◆ Work to complete
Report only the number of lines in the records that contain the word "this".

··· Supplied entries

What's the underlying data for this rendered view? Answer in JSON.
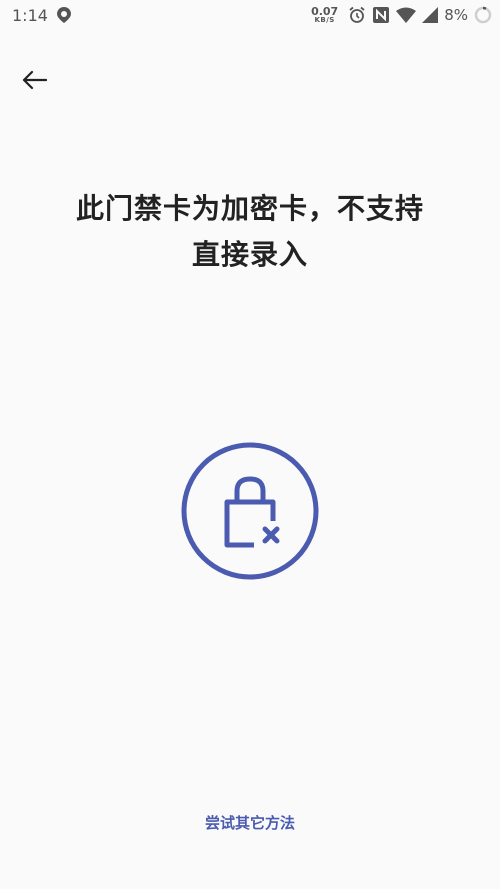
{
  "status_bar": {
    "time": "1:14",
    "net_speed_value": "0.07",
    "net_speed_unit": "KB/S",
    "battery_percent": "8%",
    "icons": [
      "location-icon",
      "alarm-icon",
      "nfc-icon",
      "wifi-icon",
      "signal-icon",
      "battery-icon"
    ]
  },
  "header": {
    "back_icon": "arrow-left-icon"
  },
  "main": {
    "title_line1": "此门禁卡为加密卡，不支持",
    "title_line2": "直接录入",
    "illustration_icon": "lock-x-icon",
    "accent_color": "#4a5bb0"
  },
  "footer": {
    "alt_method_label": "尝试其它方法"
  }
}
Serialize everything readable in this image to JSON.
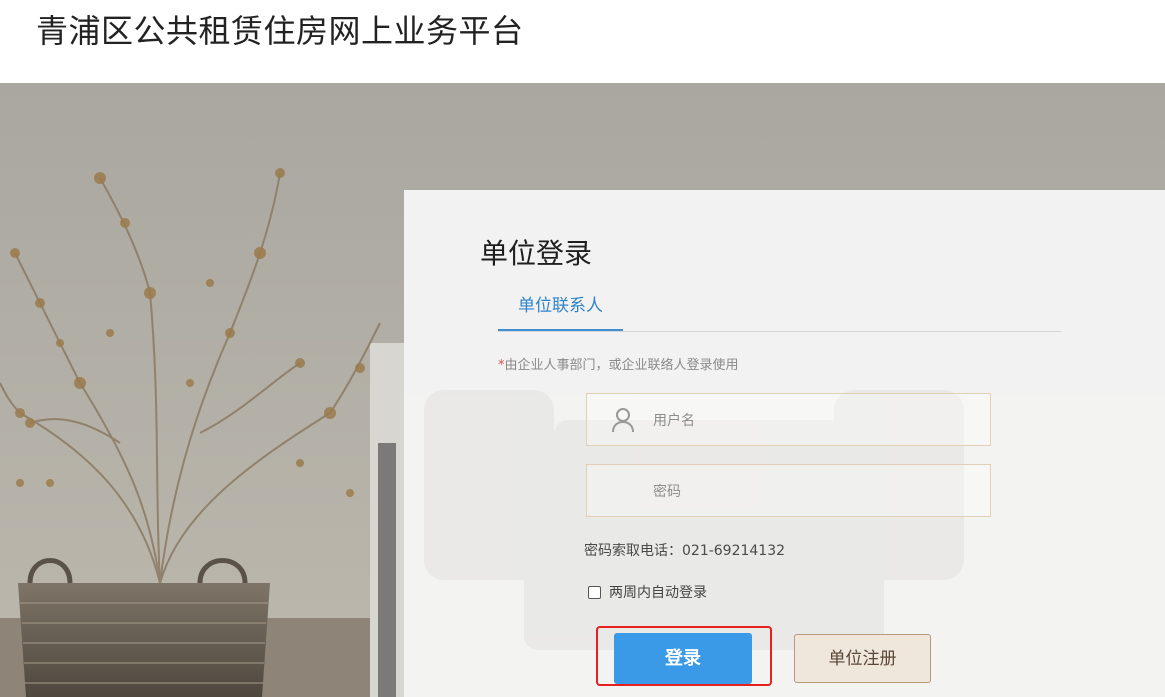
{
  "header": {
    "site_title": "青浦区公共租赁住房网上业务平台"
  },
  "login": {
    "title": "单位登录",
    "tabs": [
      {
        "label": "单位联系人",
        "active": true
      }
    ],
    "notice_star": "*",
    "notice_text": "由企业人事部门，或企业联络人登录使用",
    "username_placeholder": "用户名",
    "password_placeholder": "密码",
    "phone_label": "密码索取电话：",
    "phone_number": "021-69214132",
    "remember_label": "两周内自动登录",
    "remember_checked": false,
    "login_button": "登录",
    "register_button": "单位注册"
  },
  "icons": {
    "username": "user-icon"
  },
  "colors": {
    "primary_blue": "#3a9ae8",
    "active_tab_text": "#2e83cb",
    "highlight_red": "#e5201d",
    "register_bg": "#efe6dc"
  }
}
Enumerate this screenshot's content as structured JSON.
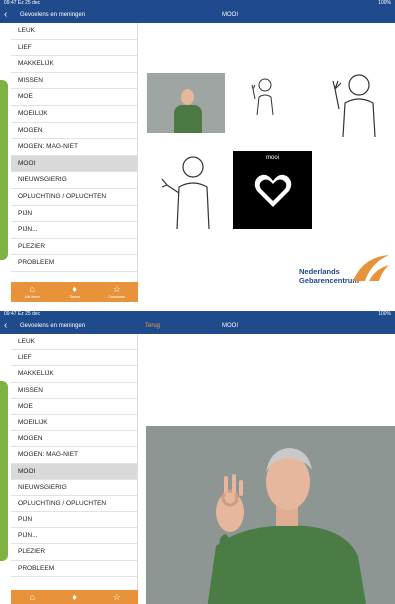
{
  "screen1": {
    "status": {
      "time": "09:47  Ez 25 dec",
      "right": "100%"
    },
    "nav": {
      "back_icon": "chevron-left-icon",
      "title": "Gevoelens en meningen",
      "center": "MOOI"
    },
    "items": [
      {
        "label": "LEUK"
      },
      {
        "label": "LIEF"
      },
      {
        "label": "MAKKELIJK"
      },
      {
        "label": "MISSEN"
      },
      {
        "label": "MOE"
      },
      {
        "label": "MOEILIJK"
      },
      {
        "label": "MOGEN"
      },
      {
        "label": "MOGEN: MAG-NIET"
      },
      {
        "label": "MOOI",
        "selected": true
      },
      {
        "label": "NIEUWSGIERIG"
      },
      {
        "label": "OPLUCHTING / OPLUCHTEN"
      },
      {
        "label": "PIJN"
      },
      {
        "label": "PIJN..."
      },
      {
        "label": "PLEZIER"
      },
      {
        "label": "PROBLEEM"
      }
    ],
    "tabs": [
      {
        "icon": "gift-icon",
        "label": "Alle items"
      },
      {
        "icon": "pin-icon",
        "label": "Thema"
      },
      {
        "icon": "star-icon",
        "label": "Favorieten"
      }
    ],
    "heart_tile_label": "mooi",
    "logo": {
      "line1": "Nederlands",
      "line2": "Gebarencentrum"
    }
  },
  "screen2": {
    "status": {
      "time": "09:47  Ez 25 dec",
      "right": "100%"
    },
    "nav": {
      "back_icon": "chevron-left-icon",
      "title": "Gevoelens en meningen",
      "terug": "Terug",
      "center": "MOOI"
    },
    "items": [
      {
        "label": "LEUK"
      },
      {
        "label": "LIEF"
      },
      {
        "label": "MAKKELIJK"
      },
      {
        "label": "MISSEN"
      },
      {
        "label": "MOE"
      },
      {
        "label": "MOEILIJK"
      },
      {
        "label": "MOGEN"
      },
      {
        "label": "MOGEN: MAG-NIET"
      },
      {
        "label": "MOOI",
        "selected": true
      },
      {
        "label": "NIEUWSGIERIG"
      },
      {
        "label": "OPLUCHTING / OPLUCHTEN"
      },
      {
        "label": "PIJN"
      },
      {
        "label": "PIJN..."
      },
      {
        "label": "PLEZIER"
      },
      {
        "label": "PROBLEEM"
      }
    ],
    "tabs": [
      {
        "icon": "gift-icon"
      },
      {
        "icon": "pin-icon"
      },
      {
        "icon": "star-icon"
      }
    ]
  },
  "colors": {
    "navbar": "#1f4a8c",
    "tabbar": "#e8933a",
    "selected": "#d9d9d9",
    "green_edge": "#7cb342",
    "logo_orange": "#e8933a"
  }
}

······
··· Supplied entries

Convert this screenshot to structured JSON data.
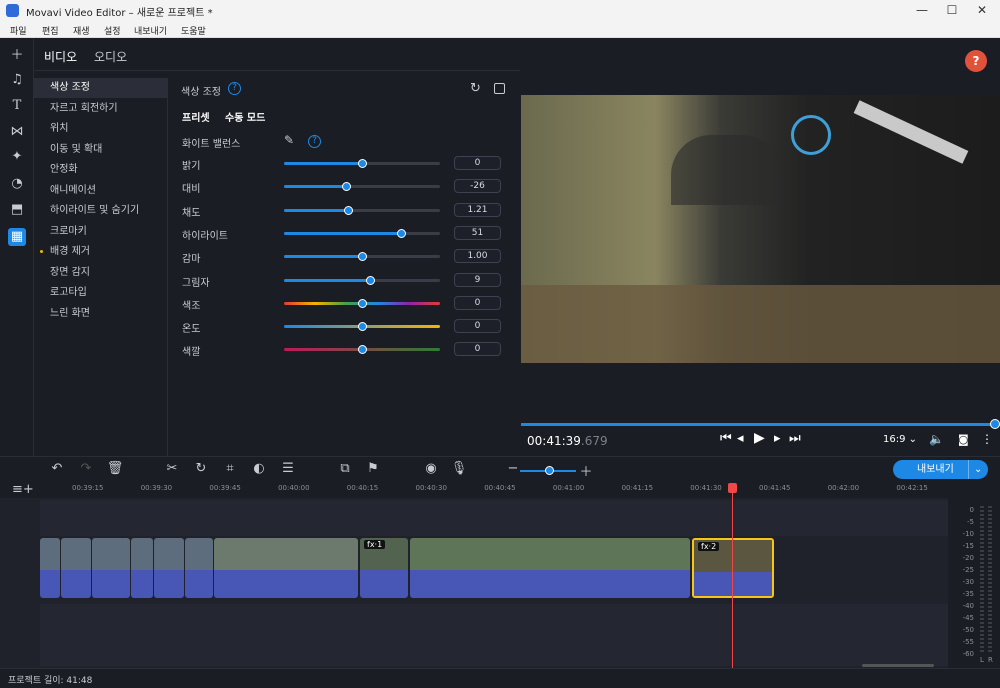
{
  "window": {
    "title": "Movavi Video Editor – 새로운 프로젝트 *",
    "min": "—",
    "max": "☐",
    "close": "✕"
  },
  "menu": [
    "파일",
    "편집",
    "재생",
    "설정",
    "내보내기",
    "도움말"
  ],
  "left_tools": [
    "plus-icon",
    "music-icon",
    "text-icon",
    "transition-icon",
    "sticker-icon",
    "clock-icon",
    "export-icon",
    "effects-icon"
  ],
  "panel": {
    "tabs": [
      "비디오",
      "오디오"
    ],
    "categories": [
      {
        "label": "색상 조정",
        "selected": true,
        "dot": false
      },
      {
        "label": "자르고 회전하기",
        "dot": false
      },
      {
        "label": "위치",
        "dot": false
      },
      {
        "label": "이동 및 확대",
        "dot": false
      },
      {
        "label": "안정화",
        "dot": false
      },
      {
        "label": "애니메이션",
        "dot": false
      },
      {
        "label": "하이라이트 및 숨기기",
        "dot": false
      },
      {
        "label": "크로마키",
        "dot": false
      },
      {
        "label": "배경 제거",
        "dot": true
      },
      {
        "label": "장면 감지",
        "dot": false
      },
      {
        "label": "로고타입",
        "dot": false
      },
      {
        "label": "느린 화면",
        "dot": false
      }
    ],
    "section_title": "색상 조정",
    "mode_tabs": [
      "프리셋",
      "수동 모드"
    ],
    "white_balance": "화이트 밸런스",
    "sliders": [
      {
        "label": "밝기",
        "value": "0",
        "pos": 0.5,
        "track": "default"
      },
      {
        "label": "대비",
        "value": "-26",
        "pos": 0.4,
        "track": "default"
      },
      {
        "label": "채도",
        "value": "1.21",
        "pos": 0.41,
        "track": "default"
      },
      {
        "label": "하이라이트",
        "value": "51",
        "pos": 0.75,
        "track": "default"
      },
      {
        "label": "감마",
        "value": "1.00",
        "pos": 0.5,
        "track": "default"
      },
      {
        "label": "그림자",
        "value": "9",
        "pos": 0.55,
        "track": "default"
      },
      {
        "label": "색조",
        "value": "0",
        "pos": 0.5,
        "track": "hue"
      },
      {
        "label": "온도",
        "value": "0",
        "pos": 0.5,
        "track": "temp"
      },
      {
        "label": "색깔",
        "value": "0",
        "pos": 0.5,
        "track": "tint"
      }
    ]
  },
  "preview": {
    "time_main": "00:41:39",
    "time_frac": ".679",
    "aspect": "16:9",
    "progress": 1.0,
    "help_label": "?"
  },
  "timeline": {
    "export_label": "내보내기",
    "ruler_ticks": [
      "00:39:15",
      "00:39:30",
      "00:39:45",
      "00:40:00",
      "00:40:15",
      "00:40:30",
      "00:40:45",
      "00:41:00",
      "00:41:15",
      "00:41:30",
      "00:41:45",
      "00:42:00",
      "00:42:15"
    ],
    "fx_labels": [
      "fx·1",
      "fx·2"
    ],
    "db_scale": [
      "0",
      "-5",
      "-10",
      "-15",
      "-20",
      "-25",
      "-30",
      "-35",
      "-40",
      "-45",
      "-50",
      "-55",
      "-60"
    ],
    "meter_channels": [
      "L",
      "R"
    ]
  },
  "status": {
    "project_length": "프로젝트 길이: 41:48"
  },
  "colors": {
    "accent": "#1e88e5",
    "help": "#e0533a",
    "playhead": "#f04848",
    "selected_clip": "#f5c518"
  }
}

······
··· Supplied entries

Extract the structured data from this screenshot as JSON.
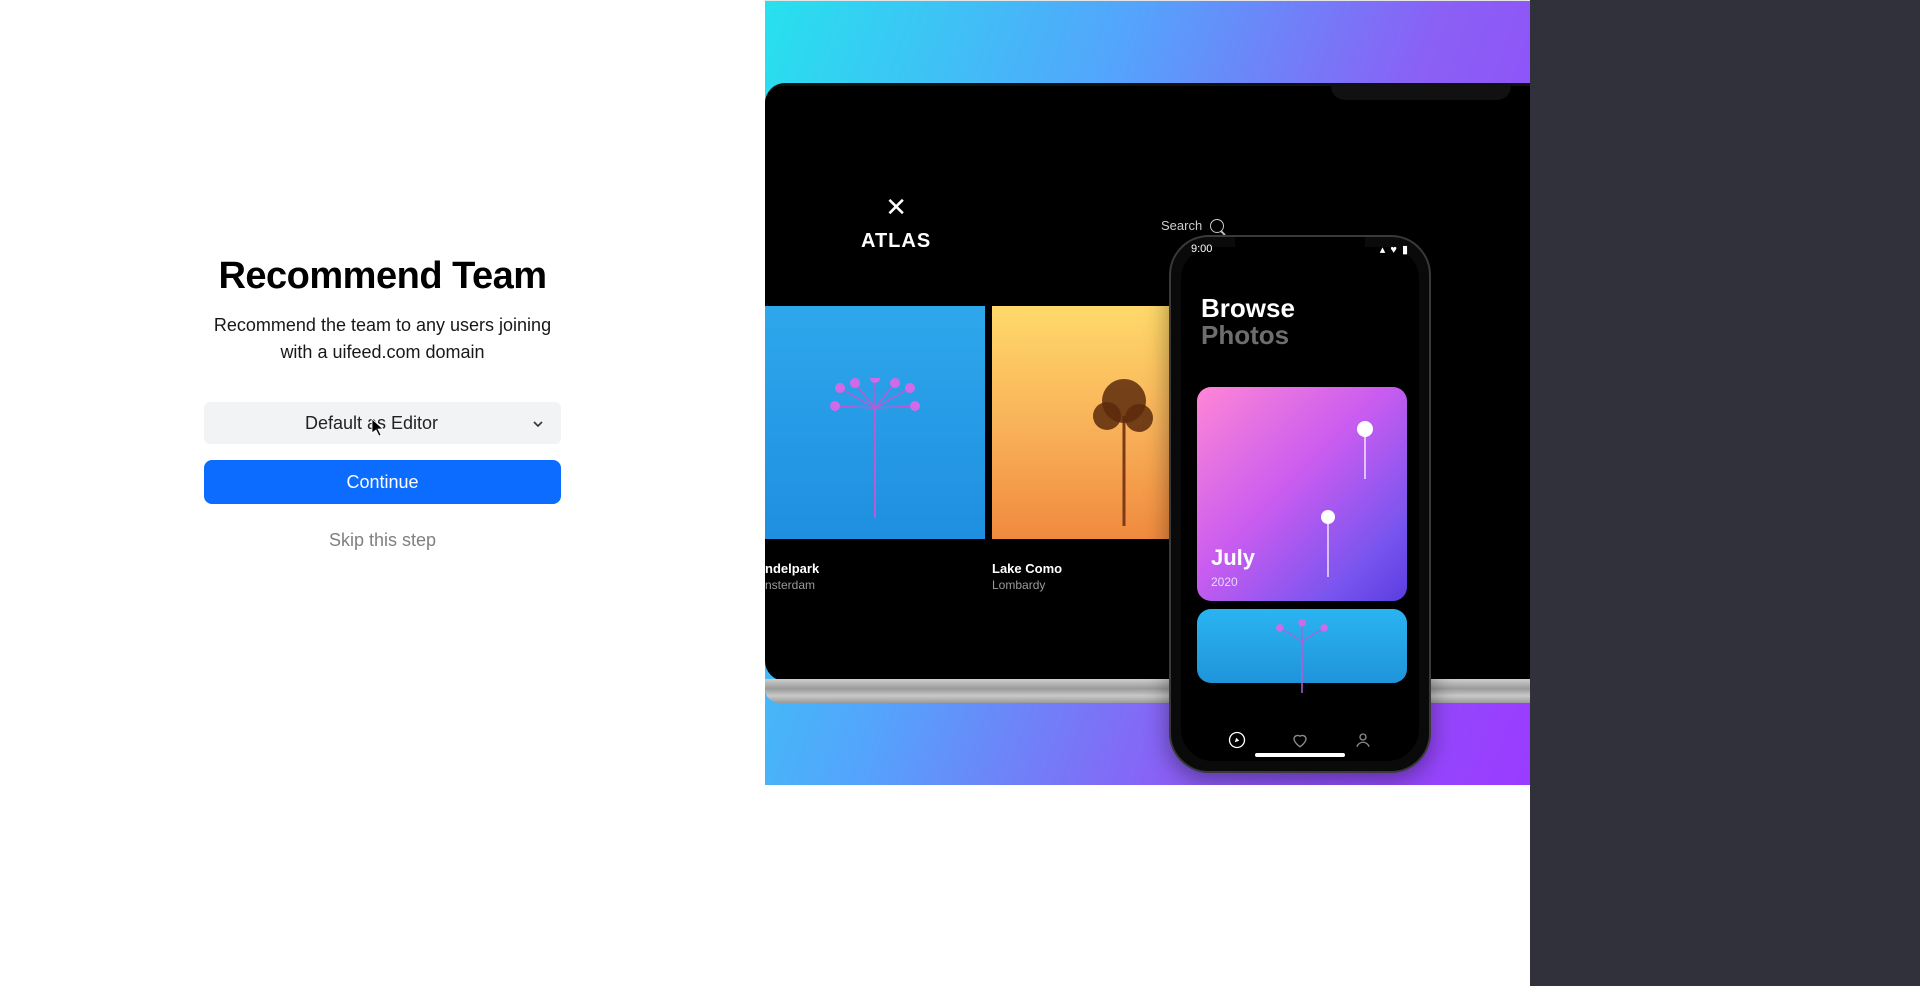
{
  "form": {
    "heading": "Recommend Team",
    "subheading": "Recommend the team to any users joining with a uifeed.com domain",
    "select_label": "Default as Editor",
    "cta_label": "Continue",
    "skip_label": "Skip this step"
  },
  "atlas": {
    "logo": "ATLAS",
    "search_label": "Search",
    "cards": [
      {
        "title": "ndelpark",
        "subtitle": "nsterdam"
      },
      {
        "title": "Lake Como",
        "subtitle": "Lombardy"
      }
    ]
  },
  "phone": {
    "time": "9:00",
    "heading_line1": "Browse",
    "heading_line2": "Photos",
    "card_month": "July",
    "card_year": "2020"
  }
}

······

◆ Response
6